“All the success I have experienced in life is due to the strong influence of several mentors,” says Jorge Santana, BUILD Boston’s new Program Director. “They held the bar very high. They were tough,” he says. “But they were also always there to support me, and chase me down if I drifted away.”
Jorge was born in the U.S. to parents of Puerto Rican descent. As a child, he moved back and forth from the U.S and Puerto Rico, and between New York and Massachusetts. All the moving around made it difficult for Jorge to settle in and do well in school. When he got to high school, Jorge saw many students of color funneled into the shop classes. On his first day of school at Waltham High, Jorge was walking into his AP Biology class when the teacher stopped him at the door. “Are you sure you are in the right class?” the teacher asked. Jorge refused to attend that teacher’s class, but luckily it was then that he met his first mentor – Ms. Caputo, another biology teacher at the school. She gave up her lunches to teach Jorge science. Jorge moved to New York for a year during high school and when he moved back to Waltham, he found he was not welcome back at the high school. He dropped out.
One of Jorge’s friends was working toward his GED and encouraged Jorge to join him. He traveled from Waltham to Boston every weekday to participate in the GED program at JFY (then known as Jobs For Youth). His performance on the exam caught the attention of a Board Member at JFY, who recommended a program called TYP – Transitional Year Program, a college access program meant for students with gaps in their academic training. After completing the program, students could gain admission to any partner university. It was at this program that Jorge met the mentor who had the biggest impact on him: Tony Williams, the Program Director at TYP. Jorge had to drop out of the TYP program to move back to New York to be with his mom, who was ill. Tony tried to stay in touch with Jorge, but Jorge stopped taking his calls. Eventually, Tony got a girl who Jorge liked to start making the calls and, when his mother recovered, Jorge returned to Massachusetts and completed the TYP program and got accepted to Brandeis University.

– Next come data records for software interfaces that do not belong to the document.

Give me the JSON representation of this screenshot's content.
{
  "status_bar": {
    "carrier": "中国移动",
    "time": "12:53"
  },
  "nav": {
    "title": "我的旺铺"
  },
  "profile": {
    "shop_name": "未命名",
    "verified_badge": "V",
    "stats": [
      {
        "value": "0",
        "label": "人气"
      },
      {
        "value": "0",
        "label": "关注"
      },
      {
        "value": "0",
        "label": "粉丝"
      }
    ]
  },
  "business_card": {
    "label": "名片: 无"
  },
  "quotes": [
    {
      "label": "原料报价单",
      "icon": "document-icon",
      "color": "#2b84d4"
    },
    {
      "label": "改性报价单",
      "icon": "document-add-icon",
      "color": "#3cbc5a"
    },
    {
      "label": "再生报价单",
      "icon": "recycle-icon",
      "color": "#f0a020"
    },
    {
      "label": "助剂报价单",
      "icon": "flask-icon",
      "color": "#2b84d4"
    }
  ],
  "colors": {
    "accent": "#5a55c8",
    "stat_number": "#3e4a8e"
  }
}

But Jorge struggled to adapt to college life. He was the first of his family to enter college and had no experience with campus life. He was even homeless for the first semester of his freshman year and lived at a shelter. Social life at college was also a big culture shock for Jorge. Jorge felt that he had “one foot each in two worlds” and said the first time that he brought his high school friends on campus and was almost kicked out. Several times, Tony had to advocate with the college administration to keep Jorge on campus. Tony was so dedicated to Jorge’s success that he delayed his retirement by two years, promising Jorge that he would only retire after Jorge graduated from Bran
It was because of Tony that Jorge decided to enter the field of social work. He wanted to influence young people the way Ms. Caputo and Tony had influenced him. He chose to apply to Boston College because Tony informed him that there weren’t enough people of color in the student body. Tony passed away soon after Jorge got accepted to the MSW prog
ram at BC. During his time at Boston College, Jorge met another influential mentor, Professor Richard Rowland, who encouraged him to study macro social work and make broader and systemic social change in education. It was due to Richard’s influence that Jorge decided to enter youth programming and community engagement.
Jorge says that the support and networks that mentors offer are the keys to success for BUILD students. As BUILD’s new Program Director, Jorge is excited to continue paying forward the mentoring he received as a young man. “What I love about BUILD are its emphasis on mentoring and the fact that it is a four-year program,” Jorge says. “Those years usually determine the trajectory of your life. I am excited to bring my experience and ideas to BUILD, which has such a great hook—entrepreneurship—to get students interested in learning.”
From Build Boston Blog